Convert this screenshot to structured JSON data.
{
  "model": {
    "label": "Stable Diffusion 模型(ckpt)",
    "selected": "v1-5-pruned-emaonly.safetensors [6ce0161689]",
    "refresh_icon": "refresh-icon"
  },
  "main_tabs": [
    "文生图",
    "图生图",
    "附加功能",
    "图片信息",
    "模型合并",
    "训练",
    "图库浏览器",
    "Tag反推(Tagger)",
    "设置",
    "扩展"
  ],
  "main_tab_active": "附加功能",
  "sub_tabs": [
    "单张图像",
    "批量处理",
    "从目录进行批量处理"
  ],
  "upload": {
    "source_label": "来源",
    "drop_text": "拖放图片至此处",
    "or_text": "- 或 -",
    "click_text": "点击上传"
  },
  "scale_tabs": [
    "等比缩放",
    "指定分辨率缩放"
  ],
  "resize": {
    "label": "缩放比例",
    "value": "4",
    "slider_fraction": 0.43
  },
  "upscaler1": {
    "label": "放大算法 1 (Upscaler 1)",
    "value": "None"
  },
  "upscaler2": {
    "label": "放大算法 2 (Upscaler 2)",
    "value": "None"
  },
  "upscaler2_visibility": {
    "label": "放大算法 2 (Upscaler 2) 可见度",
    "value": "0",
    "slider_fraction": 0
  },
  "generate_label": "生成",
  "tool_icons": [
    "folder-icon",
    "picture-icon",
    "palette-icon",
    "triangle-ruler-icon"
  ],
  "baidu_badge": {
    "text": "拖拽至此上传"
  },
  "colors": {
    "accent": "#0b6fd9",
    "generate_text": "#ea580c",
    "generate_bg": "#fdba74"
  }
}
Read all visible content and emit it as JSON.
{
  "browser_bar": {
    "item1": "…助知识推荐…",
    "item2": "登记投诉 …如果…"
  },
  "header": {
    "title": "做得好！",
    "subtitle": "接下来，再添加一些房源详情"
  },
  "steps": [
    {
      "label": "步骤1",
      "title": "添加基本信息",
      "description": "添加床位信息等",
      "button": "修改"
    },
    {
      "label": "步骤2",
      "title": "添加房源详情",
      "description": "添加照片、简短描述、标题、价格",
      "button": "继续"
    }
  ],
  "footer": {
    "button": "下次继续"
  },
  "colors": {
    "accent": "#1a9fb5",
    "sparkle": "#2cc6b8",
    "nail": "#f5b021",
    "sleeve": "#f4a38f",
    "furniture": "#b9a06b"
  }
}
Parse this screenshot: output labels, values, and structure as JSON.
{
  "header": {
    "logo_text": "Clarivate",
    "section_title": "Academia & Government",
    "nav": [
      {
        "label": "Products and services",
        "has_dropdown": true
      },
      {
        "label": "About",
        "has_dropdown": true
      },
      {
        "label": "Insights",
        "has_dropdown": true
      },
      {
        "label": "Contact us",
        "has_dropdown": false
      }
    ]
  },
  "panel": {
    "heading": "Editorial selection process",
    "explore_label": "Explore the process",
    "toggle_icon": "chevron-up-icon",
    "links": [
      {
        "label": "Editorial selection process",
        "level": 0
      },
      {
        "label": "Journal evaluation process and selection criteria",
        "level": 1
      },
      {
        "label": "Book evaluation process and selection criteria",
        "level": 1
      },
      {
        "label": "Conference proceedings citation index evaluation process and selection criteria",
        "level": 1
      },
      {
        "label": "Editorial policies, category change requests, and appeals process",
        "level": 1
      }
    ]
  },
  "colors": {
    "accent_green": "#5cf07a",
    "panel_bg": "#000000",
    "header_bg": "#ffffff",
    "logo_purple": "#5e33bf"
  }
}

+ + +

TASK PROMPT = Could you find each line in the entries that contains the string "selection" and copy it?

FINISHED EXERCISE =
    "heading": "Editorial selection process",
        "label": "Editorial selection process",
        "label": "Journal evaluation process and selection criteria",
        "label": "Book evaluation process and selection criteria",
        "label": "Conference proceedings citation index evaluation process and selection criteria",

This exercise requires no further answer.